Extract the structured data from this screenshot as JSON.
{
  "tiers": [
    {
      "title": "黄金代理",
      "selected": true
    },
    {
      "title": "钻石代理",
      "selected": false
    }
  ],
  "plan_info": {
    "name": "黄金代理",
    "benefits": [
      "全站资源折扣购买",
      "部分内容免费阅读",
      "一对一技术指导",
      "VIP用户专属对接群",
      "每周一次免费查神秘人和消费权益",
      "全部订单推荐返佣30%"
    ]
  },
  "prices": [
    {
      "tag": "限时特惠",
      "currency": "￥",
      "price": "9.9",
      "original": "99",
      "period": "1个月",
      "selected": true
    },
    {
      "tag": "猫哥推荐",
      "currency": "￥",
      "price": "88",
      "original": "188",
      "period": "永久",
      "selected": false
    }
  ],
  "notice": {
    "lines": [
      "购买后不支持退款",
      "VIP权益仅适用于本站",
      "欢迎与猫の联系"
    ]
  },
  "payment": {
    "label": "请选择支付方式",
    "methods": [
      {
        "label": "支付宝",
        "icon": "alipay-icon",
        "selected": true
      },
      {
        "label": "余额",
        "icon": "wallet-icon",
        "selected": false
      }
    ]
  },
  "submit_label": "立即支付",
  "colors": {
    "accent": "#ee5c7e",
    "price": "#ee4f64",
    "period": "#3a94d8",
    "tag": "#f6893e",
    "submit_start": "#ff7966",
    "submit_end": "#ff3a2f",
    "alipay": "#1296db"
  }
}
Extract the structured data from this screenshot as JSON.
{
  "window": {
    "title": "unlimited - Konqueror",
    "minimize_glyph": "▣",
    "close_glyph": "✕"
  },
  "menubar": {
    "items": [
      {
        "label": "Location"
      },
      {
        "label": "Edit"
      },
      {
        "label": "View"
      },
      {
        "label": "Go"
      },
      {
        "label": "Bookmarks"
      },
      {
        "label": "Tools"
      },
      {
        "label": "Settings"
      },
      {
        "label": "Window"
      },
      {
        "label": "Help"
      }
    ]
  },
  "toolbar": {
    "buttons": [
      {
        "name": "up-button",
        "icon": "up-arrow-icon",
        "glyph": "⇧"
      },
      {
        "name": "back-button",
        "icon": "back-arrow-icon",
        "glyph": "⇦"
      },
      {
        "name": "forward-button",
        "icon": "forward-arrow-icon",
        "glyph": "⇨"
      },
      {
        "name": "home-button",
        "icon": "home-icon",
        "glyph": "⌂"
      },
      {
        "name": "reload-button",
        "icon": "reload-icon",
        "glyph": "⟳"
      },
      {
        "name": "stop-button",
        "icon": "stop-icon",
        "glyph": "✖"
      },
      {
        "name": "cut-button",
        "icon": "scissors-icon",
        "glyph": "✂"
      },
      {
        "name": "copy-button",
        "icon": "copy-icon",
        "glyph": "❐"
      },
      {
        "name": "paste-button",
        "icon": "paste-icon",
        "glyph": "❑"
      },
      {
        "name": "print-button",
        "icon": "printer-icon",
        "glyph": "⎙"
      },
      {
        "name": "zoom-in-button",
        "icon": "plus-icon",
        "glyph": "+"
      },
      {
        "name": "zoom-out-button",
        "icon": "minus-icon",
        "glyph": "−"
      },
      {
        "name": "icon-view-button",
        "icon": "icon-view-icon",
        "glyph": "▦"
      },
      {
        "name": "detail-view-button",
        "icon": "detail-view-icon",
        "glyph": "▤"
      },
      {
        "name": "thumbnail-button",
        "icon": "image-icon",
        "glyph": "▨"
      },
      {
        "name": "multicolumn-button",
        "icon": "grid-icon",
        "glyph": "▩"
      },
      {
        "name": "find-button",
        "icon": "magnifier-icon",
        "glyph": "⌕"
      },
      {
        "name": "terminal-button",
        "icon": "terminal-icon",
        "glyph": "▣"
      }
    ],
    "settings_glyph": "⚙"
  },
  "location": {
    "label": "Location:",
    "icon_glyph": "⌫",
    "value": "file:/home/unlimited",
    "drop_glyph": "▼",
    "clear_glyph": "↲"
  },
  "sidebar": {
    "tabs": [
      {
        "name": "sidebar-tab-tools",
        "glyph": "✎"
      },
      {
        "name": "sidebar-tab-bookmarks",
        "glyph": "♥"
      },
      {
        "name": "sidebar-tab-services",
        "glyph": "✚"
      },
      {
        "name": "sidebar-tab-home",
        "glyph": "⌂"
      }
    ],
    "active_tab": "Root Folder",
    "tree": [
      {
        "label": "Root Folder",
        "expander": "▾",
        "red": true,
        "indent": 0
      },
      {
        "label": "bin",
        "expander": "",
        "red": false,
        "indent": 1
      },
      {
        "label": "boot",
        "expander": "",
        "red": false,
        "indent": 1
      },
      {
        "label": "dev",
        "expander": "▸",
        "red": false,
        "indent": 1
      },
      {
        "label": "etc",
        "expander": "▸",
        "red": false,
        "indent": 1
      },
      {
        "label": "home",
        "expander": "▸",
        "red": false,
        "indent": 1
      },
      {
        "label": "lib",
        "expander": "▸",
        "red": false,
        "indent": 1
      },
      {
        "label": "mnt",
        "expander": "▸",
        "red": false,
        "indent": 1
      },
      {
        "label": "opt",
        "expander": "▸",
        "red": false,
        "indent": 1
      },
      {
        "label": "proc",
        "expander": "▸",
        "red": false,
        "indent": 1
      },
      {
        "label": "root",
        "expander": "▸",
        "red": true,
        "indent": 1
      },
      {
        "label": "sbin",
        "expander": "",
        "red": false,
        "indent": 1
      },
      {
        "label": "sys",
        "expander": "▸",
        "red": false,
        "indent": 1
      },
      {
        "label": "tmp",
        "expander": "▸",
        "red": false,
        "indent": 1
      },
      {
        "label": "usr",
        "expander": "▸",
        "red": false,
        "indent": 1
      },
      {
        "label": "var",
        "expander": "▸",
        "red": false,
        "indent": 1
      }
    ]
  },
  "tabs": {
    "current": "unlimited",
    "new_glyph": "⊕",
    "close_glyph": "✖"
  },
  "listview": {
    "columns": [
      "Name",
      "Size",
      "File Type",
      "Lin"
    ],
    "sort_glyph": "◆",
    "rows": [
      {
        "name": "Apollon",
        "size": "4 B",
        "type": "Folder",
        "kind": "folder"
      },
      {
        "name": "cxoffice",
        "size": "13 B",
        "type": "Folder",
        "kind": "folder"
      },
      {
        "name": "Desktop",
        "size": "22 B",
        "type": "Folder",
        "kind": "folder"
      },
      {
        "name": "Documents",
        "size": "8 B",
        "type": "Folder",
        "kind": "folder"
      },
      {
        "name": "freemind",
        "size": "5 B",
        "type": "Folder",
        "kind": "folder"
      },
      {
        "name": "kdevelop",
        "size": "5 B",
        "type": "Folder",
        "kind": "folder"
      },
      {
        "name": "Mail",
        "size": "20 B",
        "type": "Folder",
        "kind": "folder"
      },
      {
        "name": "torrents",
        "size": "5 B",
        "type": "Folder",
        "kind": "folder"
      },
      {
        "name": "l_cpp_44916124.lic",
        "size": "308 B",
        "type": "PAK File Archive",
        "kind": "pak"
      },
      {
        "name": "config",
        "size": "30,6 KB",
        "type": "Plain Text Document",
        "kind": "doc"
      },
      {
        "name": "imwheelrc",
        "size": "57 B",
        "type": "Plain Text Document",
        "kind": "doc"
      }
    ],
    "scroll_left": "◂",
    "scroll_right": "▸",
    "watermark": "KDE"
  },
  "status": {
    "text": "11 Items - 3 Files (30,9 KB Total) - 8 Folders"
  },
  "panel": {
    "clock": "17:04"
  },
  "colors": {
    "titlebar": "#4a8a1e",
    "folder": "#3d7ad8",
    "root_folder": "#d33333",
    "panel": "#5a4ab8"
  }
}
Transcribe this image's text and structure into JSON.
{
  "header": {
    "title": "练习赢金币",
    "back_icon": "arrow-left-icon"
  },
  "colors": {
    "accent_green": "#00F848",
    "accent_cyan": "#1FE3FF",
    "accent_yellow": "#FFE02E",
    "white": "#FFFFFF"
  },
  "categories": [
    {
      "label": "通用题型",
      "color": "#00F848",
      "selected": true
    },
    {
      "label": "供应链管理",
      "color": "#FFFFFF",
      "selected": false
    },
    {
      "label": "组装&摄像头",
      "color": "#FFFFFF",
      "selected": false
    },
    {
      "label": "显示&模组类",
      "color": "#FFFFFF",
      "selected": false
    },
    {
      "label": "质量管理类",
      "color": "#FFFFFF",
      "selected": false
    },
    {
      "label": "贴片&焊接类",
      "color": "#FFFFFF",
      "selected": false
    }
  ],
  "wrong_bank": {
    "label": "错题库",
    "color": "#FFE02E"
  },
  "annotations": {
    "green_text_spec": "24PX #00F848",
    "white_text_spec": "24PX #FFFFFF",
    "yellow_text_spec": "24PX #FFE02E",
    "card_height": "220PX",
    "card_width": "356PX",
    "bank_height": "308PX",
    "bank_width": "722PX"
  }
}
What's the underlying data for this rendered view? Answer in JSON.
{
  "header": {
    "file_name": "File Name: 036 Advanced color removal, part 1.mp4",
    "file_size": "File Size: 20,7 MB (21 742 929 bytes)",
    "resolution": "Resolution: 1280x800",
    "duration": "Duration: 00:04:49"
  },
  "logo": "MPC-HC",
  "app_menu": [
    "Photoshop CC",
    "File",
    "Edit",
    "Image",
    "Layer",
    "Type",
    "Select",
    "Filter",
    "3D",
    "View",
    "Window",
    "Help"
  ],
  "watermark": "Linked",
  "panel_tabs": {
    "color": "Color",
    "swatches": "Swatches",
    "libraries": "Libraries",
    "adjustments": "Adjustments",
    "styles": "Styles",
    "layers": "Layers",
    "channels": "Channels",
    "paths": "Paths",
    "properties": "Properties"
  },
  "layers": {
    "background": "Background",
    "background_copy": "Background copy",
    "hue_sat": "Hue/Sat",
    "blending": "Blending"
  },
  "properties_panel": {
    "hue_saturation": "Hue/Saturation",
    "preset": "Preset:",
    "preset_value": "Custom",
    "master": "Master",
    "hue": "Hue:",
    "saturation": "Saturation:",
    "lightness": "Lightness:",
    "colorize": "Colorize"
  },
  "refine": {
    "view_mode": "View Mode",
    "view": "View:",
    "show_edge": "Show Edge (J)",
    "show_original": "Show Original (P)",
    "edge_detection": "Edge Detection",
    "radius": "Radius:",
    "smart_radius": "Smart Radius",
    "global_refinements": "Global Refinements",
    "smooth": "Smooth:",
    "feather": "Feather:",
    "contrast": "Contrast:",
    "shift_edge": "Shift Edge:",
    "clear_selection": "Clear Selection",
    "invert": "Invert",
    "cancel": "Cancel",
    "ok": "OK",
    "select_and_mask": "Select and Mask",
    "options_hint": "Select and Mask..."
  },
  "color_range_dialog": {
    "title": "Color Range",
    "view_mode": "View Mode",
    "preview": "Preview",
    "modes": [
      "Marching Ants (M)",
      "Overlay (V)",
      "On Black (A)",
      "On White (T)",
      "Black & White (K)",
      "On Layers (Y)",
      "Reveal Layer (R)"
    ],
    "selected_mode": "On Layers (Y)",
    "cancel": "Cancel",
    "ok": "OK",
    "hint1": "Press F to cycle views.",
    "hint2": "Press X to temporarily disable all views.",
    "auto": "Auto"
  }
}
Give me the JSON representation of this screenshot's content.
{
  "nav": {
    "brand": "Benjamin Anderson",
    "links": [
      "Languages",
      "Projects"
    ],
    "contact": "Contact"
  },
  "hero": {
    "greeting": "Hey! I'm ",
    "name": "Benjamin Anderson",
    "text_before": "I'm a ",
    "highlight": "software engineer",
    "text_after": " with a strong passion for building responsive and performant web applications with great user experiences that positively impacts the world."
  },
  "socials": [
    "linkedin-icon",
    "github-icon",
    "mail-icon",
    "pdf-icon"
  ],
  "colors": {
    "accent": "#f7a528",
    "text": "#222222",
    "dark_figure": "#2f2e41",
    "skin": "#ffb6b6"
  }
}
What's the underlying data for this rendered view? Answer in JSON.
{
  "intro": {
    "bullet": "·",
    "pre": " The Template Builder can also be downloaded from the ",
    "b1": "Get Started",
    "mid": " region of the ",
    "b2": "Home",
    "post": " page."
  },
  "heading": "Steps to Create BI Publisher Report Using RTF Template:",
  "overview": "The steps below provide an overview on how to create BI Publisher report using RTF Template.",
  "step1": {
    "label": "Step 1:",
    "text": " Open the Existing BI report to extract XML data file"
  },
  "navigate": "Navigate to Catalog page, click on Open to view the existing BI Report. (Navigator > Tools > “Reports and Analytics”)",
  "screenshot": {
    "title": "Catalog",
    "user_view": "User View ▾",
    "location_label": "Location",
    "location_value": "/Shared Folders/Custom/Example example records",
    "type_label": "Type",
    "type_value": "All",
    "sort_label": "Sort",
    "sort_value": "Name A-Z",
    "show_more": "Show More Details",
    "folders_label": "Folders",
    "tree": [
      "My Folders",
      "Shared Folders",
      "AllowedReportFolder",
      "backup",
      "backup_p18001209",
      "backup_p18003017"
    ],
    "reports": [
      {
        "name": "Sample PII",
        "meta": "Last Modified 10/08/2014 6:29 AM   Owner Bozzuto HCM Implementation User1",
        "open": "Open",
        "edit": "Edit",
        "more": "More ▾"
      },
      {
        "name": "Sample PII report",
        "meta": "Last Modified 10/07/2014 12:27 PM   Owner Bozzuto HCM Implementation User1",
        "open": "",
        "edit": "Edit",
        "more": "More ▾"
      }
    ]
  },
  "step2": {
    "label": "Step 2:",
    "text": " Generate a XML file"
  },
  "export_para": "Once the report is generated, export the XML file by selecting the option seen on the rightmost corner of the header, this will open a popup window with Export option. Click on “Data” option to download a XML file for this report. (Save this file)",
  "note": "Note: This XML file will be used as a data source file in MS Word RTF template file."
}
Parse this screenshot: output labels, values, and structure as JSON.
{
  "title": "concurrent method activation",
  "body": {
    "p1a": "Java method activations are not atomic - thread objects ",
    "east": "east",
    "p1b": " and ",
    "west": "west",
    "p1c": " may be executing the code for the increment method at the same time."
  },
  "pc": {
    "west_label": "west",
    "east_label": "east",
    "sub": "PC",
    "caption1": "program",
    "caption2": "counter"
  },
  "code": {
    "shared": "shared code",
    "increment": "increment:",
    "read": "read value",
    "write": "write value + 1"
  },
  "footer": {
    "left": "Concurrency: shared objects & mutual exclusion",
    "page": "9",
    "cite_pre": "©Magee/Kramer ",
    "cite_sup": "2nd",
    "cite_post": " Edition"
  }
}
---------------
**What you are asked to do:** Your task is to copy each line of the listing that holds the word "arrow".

**Exercise solution:**
        "icon": "up-arrow-icon",
        "icon": "back-arrow-icon",
        "icon": "forward-arrow-icon",
    "back_icon": "arrow-left-icon"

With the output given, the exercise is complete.